Database appliances seem to be coming back into the forefront. There are several reasons for this, and the resurgence of interest in database appliances has some interesting implications for IT teams.
A database appliance is a server preconfigured with a specific database rated to handle a fixed number of transactions per second. The key advantages include being sold as a single SKU—so customers don’t have to worry about database licensing concerns on top of the hardware outlay—and they’re effectively plug-and-play. Minimal configuration is required after power-on for a database appliance to be ready to serve workloads, and no customization is required to ensure the database is performing at optimal efficiency for the hardware in question.
To a certain extent, cloud computing is to blame for the renewed interest in database appliances. In a cloud environment, instantiating a database instance (or using one of the vendor-provided shared instances) takes seconds. Developers and operations teams are increasingly used to being able to provision resources on an as-needed basis, and vendors selling into on-premises data centers are increasingly focusing on ease of use to compete.
Why Database Appliances?
Database appliances are typically used for large or high-transaction-volume databases. A database in a virtual machine (VM) works; however, it does impose some overhead. This overhead, combined with some byzantine licensing restrictions for virtualized instances, make running a database on bare metal an attractive option for many.
Unfortunately, deploying to—and managing—bare metal servers isn’t as simple as wrangling VMs. Among other considerations, database administrators using bare metal servers are more exposed to hardware considerations (such as drivers) than when using virtualized instances.
In a virtual environment, there’s a much clearer separation between the administrators who deal with checking hardware health and those who herd databases. Virtualization administrators are responsible for making sure the hypervisors work with the hardware upon which they’re installed, while database administrators operate their databases inside the standardized (and thus largely predictable) environment of the VM. In other words, virtualization abstracts some complexity away from the database administrators.
A bare metal server, however, doesn’t have the abstraction layer of the hypervisor. If an update causes a driver to break, it can quickly spiral into becoming the database administrator’s problem.
Here, the value of the appliance model becomes clear: by shipping the appliance as a combined hardware and software solution, a single vendor shoulders the support burden for the appliance. More colloquially, database appliances give database administrators every erg of power the hardware can muster, while providing them a single throat to choke when things go wrong.
Database appliances, like any other workloads, have maintenance requirements.
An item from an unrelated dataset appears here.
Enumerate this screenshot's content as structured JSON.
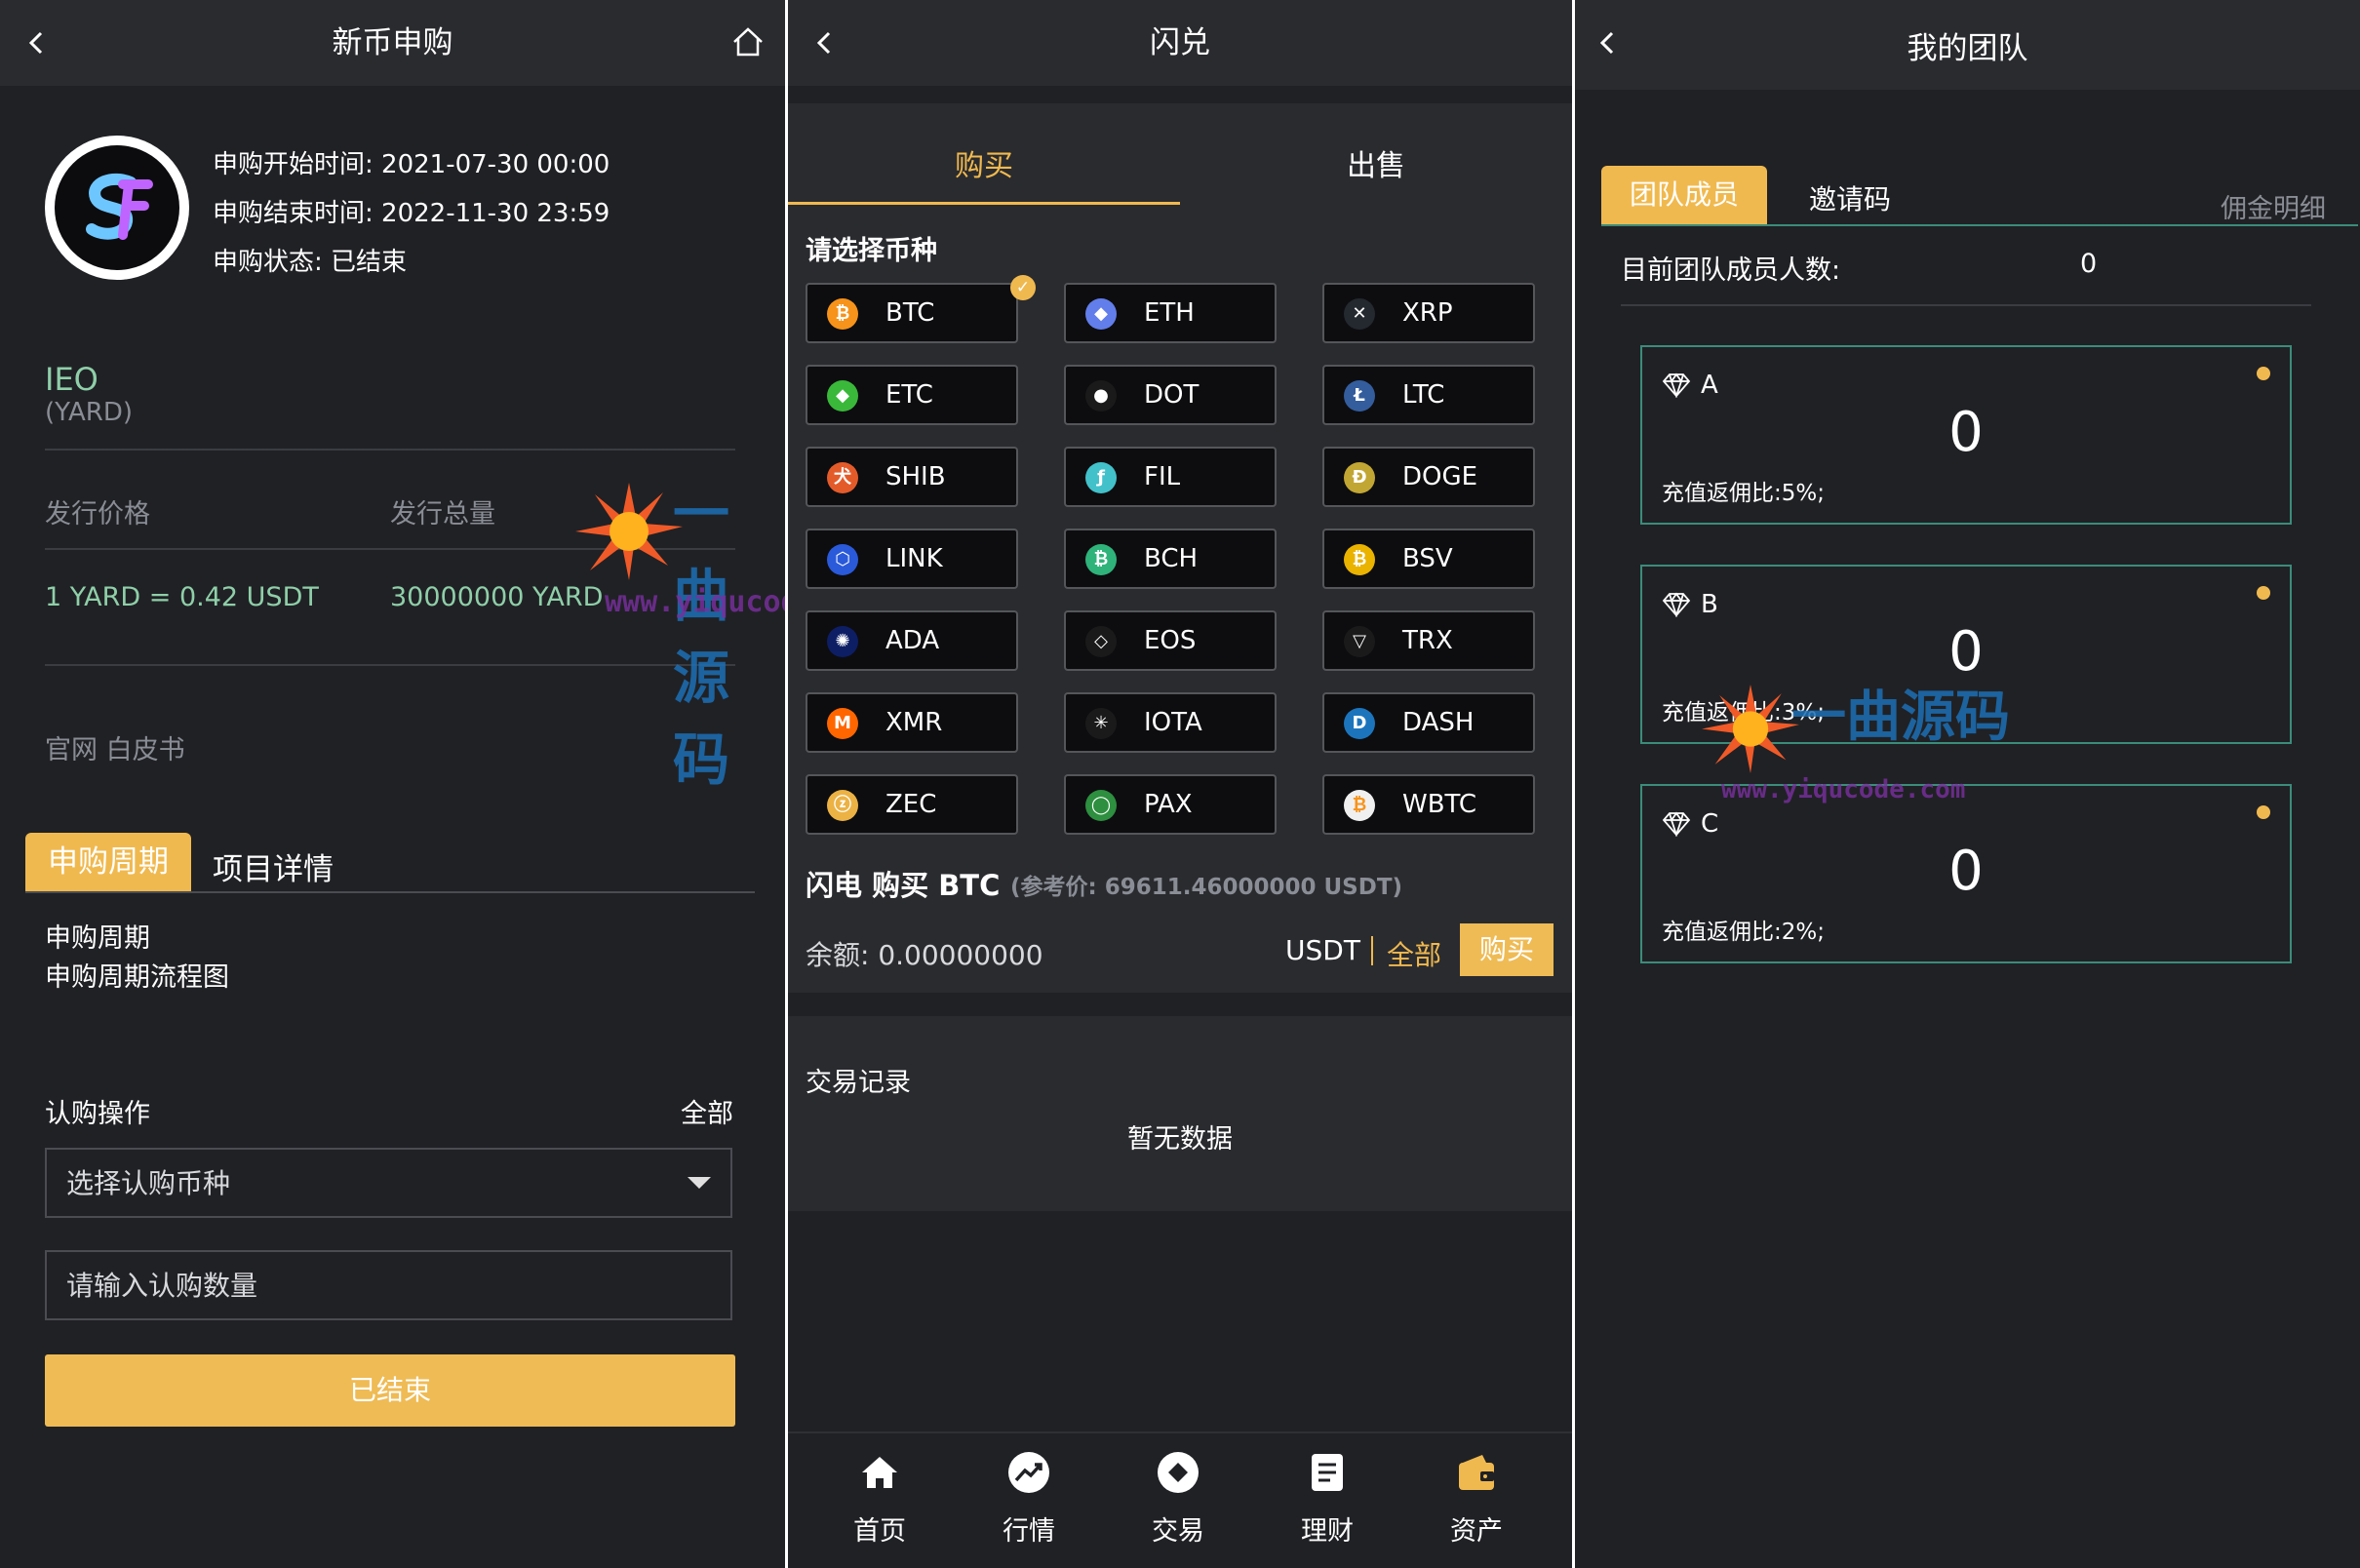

Backups and disaster recovery (DR) are real-world concerns, as is high availability (HA). In today’s highly virtualized and cloud-enabled world, it’s almost inconceivable for anyone to go to the trouble and expense of buying a bare metal database appliance to support non-critical workloads, so backups, DR, and HA most likely have demanding requirements.
Here, cobbling together stacks of solutions from multiple vendors to save a few dollars is probably the wrong approach. Yes, getting everything supplied by a single vendor is going to be expensive—mostly likely more expensive than a stack of products from different vendors—but it will also stand the best chance of working when it needs to.
Context is key. Not only are database appliances themselves a significant expense worth properly protecting (and bear in mind, multiple appliances are usually purchased to achieve HA), but the workloads they support are almost always the sort of workloads where even a few seconds of downtime can be disastrous.
Organizations deploying database appliances frequently make the mistake of not adequately sizing their WAN connectivity for the needs of the database. Backups, DR, and HA can all place significant load on WAN links, especially when transaction loads are at their peak. Inadequate WAN capacity can result in degraded performance, inadequate protection, or both. This effectively negates the primary benefit of using an appliance versus a VM in the first place: those last few percentage points of performance.
Scaling is often the fly in the ointment for database appliances. Because a database appliance is a cluster of physical servers, scaling requires adding nodes to the cluster. Each node is a capital expense, and often a significant one. As the cluster performance and capacity scales, backup, DR, and HA considerations all must be reassessed to ensure they can keep up.
Another regularly occurring problem with database appliances is the need to scale going unnoticed until lack of resources starts affecting workloads. In a virtualized environment, there are often two separate teams looking at things: virtualization administrators keeping an eye on the virtualization infrastructure, and database administrators.
It’s not uncommon for database administrators to get busy with a project and not notice a database is approaching performance limits until informed by the virtualization team. Unless the operations team has implemented database performance monitoring software, the impending performance problems of database appliances can easily go unnoticed.
This is especially true if the performance problems in question aren’t with the local appliance, but with some aspect of the backups, DR, or off-site HA. The local appliance cluster may be performing brilliantly while still approaching the limits of the cluster’s hardware capabilities, or those of the WAN links upon which the protective services rely.
In all, database appliances aren’t a bad option. They offer ease of use, consolidated support, and those last few percentage points of performance when compared to their virtualized brethren. But additional operational elements of adopting physical appliances may not be on database administrators’ minds if they’re used to the virtualized or cloud-based delivery models.